MATERIAL FOR THIS EXERCISE

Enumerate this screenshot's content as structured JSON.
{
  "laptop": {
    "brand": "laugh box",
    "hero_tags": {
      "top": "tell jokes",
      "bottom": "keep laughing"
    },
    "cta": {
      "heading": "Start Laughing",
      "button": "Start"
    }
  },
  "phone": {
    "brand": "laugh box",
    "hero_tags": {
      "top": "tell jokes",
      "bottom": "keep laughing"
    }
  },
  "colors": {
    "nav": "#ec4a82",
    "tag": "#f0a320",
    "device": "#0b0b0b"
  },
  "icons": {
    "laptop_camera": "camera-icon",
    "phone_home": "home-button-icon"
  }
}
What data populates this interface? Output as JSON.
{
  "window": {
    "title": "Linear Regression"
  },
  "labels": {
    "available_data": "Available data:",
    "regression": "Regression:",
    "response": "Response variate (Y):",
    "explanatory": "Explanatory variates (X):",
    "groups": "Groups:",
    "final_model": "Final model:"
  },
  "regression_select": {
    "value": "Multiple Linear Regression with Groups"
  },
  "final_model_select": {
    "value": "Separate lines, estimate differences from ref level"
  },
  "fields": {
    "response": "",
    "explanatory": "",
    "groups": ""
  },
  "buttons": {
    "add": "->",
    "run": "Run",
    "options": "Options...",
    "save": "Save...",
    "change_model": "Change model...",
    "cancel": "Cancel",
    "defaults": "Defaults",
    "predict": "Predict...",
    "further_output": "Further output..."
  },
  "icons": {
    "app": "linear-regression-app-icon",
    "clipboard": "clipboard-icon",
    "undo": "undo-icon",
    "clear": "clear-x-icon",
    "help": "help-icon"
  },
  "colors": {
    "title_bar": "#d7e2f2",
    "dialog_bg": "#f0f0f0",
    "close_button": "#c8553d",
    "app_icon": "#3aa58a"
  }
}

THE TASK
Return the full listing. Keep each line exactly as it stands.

EXERCISE RESPONSE
Enumerate this screenshot's content as structured JSON.
{
  "laptop": {
    "brand": "laugh box",
    "hero_tags": {
      "top": "tell jokes",
      "bottom": "keep laughing"
    },
    "cta": {
      "heading": "Start Laughing",
      "button": "Start"
    }
  },
  "phone": {
    "brand": "laugh box",
    "hero_tags": {
      "top": "tell jokes",
      "bottom": "keep laughing"
    }
  },
  "colors": {
    "nav": "#ec4a82",
    "tag": "#f0a320",
    "device": "#0b0b0b"
  },
  "icons": {
    "laptop_camera": "camera-icon",
    "phone_home": "home-button-icon"
  }
}
What data populates this interface? Output as JSON.
{
  "window": {
    "title": "Linear Regression"
  },
  "labels": {
    "available_data": "Available data:",
    "regression": "Regression:",
    "response": "Response variate (Y):",
    "explanatory": "Explanatory variates (X):",
    "groups": "Groups:",
    "final_model": "Final model:"
  },
  "regression_select": {
    "value": "Multiple Linear Regression with Groups"
  },
  "final_model_select": {
    "value": "Separate lines, estimate differences from ref level"
  },
  "fields": {
    "response": "",
    "explanatory": "",
    "groups": ""
  },
  "buttons": {
    "add": "->",
    "run": "Run",
    "options": "Options...",
    "save": "Save...",
    "change_model": "Change model...",
    "cancel": "Cancel",
    "defaults": "Defaults",
    "predict": "Predict...",
    "further_output": "Further output..."
  },
  "icons": {
    "app": "linear-regression-app-icon",
    "clipboard": "clipboard-icon",
    "undo": "undo-icon",
    "clear": "clear-x-icon",
    "help": "help-icon"
  },
  "colors": {
    "title_bar": "#d7e2f2",
    "dialog_bg": "#f0f0f0",
    "close_button": "#c8553d",
    "app_icon": "#3aa58a"
  }
}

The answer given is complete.